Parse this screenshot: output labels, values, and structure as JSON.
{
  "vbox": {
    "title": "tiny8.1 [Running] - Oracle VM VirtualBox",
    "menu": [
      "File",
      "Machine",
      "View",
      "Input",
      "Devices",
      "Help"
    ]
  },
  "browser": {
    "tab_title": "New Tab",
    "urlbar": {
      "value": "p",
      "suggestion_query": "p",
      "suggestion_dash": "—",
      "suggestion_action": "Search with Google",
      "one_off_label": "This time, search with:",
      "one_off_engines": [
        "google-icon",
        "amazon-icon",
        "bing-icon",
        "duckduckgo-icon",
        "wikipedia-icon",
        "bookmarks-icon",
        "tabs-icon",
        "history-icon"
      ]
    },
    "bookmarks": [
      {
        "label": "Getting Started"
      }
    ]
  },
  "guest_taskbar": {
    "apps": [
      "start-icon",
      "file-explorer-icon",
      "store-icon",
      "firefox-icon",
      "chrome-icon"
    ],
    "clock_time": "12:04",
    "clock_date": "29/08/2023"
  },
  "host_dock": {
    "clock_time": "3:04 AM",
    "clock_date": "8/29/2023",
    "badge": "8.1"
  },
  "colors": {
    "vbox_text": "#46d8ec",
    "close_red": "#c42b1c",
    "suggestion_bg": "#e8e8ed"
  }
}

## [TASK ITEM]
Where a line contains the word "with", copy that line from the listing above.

## [ANSWER SECTION]
      "suggestion_action": "Search with Google",
      "one_off_label": "This time, search with:",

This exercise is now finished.